*** Exercise material Section Begins ***
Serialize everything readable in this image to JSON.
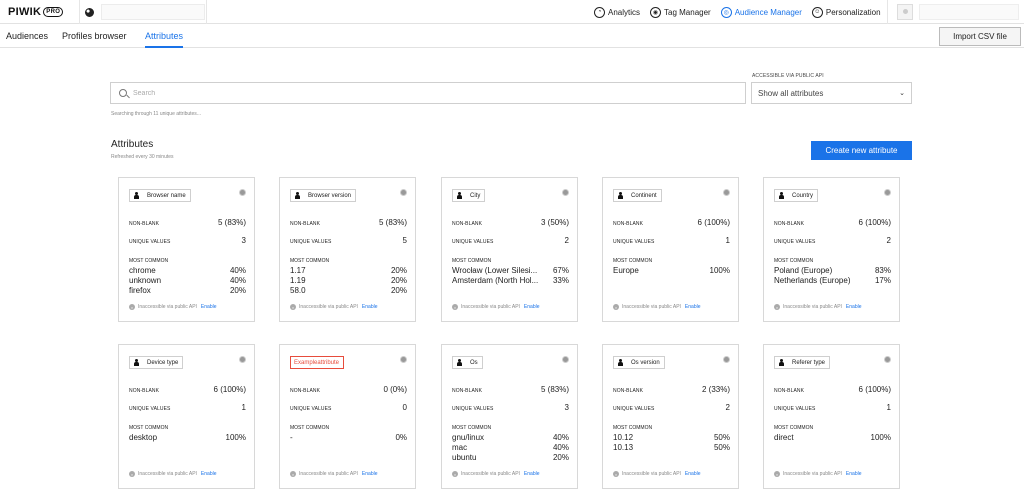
{
  "topbar": {
    "logo": "PIWIK",
    "logo_badge": "PRO",
    "modules": [
      {
        "label": "Analytics",
        "icon": "analytics-icon"
      },
      {
        "label": "Tag Manager",
        "icon": "tag-manager-icon"
      },
      {
        "label": "Audience Manager",
        "icon": "audience-manager-icon",
        "active": true
      },
      {
        "label": "Personalization",
        "icon": "personalization-icon"
      }
    ]
  },
  "subnav": {
    "tabs": [
      {
        "label": "Audiences"
      },
      {
        "label": "Profiles browser"
      },
      {
        "label": "Attributes",
        "active": true
      }
    ],
    "import_label": "Import CSV file"
  },
  "search": {
    "placeholder": "Search",
    "hint": "Searching through 11 unique attributes..."
  },
  "api_filter": {
    "label": "ACCESSIBLE VIA PUBLIC API",
    "value": "Show all attributes"
  },
  "section": {
    "title": "Attributes",
    "subtitle": "Refreshed every 30 minutes",
    "create_label": "Create new attribute"
  },
  "labels": {
    "non_blank": "NON-BLANK",
    "unique_values": "UNIQUE VALUES",
    "most_common": "MOST COMMON",
    "inaccessible": "Inaccessible via public API",
    "enable": "Enable"
  },
  "colors": {
    "accent": "#1a73e8",
    "error": "#e74c3c"
  },
  "cards": [
    {
      "name": "Browser name",
      "non_blank": "5 (83%)",
      "unique": "3",
      "most_common": [
        {
          "v": "chrome",
          "p": "40%"
        },
        {
          "v": "unknown",
          "p": "40%"
        },
        {
          "v": "firefox",
          "p": "20%"
        }
      ]
    },
    {
      "name": "Browser version",
      "non_blank": "5 (83%)",
      "unique": "5",
      "most_common": [
        {
          "v": "1.17",
          "p": "20%"
        },
        {
          "v": "1.19",
          "p": "20%"
        },
        {
          "v": "58.0",
          "p": "20%"
        }
      ]
    },
    {
      "name": "City",
      "non_blank": "3 (50%)",
      "unique": "2",
      "most_common": [
        {
          "v": "Wrocław (Lower Silesi...",
          "p": "67%"
        },
        {
          "v": "Amsterdam (North Hol...",
          "p": "33%"
        }
      ]
    },
    {
      "name": "Continent",
      "non_blank": "6 (100%)",
      "unique": "1",
      "most_common": [
        {
          "v": "Europe",
          "p": "100%"
        }
      ]
    },
    {
      "name": "Country",
      "non_blank": "6 (100%)",
      "unique": "2",
      "most_common": [
        {
          "v": "Poland (Europe)",
          "p": "83%"
        },
        {
          "v": "Netherlands (Europe)",
          "p": "17%"
        }
      ]
    },
    {
      "name": "Device type",
      "non_blank": "6 (100%)",
      "unique": "1",
      "most_common": [
        {
          "v": "desktop",
          "p": "100%"
        }
      ]
    },
    {
      "name": "Exampleattribute",
      "invalid": true,
      "non_blank": "0 (0%)",
      "unique": "0",
      "most_common": [
        {
          "v": "-",
          "p": "0%"
        }
      ]
    },
    {
      "name": "Os",
      "non_blank": "5 (83%)",
      "unique": "3",
      "most_common": [
        {
          "v": "gnu/linux",
          "p": "40%"
        },
        {
          "v": "mac",
          "p": "40%"
        },
        {
          "v": "ubuntu",
          "p": "20%"
        }
      ]
    },
    {
      "name": "Os version",
      "non_blank": "2 (33%)",
      "unique": "2",
      "most_common": [
        {
          "v": "10.12",
          "p": "50%"
        },
        {
          "v": "10.13",
          "p": "50%"
        }
      ]
    },
    {
      "name": "Referer type",
      "non_blank": "6 (100%)",
      "unique": "1",
      "most_common": [
        {
          "v": "direct",
          "p": "100%"
        }
      ]
    }
  ]
}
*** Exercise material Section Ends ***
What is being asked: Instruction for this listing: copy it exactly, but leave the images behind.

Exercise response:
Serialize everything readable in this image to JSON.
{
  "topbar": {
    "logo": "PIWIK",
    "logo_badge": "PRO",
    "modules": [
      {
        "label": "Analytics",
        "icon": "analytics-icon"
      },
      {
        "label": "Tag Manager",
        "icon": "tag-manager-icon"
      },
      {
        "label": "Audience Manager",
        "icon": "audience-manager-icon",
        "active": true
      },
      {
        "label": "Personalization",
        "icon": "personalization-icon"
      }
    ]
  },
  "subnav": {
    "tabs": [
      {
        "label": "Audiences"
      },
      {
        "label": "Profiles browser"
      },
      {
        "label": "Attributes",
        "active": true
      }
    ],
    "import_label": "Import CSV file"
  },
  "search": {
    "placeholder": "Search",
    "hint": "Searching through 11 unique attributes..."
  },
  "api_filter": {
    "label": "ACCESSIBLE VIA PUBLIC API",
    "value": "Show all attributes"
  },
  "section": {
    "title": "Attributes",
    "subtitle": "Refreshed every 30 minutes",
    "create_label": "Create new attribute"
  },
  "labels": {
    "non_blank": "NON-BLANK",
    "unique_values": "UNIQUE VALUES",
    "most_common": "MOST COMMON",
    "inaccessible": "Inaccessible via public API",
    "enable": "Enable"
  },
  "colors": {
    "accent": "#1a73e8",
    "error": "#e74c3c"
  },
  "cards": [
    {
      "name": "Browser name",
      "non_blank": "5 (83%)",
      "unique": "3",
      "most_common": [
        {
          "v": "chrome",
          "p": "40%"
        },
        {
          "v": "unknown",
          "p": "40%"
        },
        {
          "v": "firefox",
          "p": "20%"
        }
      ]
    },
    {
      "name": "Browser version",
      "non_blank": "5 (83%)",
      "unique": "5",
      "most_common": [
        {
          "v": "1.17",
          "p": "20%"
        },
        {
          "v": "1.19",
          "p": "20%"
        },
        {
          "v": "58.0",
          "p": "20%"
        }
      ]
    },
    {
      "name": "City",
      "non_blank": "3 (50%)",
      "unique": "2",
      "most_common": [
        {
          "v": "Wrocław (Lower Silesi...",
          "p": "67%"
        },
        {
          "v": "Amsterdam (North Hol...",
          "p": "33%"
        }
      ]
    },
    {
      "name": "Continent",
      "non_blank": "6 (100%)",
      "unique": "1",
      "most_common": [
        {
          "v": "Europe",
          "p": "100%"
        }
      ]
    },
    {
      "name": "Country",
      "non_blank": "6 (100%)",
      "unique": "2",
      "most_common": [
        {
          "v": "Poland (Europe)",
          "p": "83%"
        },
        {
          "v": "Netherlands (Europe)",
          "p": "17%"
        }
      ]
    },
    {
      "name": "Device type",
      "non_blank": "6 (100%)",
      "unique": "1",
      "most_common": [
        {
          "v": "desktop",
          "p": "100%"
        }
      ]
    },
    {
      "name": "Exampleattribute",
      "invalid": true,
      "non_blank": "0 (0%)",
      "unique": "0",
      "most_common": [
        {
          "v": "-",
          "p": "0%"
        }
      ]
    },
    {
      "name": "Os",
      "non_blank": "5 (83%)",
      "unique": "3",
      "most_common": [
        {
          "v": "gnu/linux",
          "p": "40%"
        },
        {
          "v": "mac",
          "p": "40%"
        },
        {
          "v": "ubuntu",
          "p": "20%"
        }
      ]
    },
    {
      "name": "Os version",
      "non_blank": "2 (33%)",
      "unique": "2",
      "most_common": [
        {
          "v": "10.12",
          "p": "50%"
        },
        {
          "v": "10.13",
          "p": "50%"
        }
      ]
    },
    {
      "name": "Referer type",
      "non_blank": "6 (100%)",
      "unique": "1",
      "most_common": [
        {
          "v": "direct",
          "p": "100%"
        }
      ]
    }
  ]
}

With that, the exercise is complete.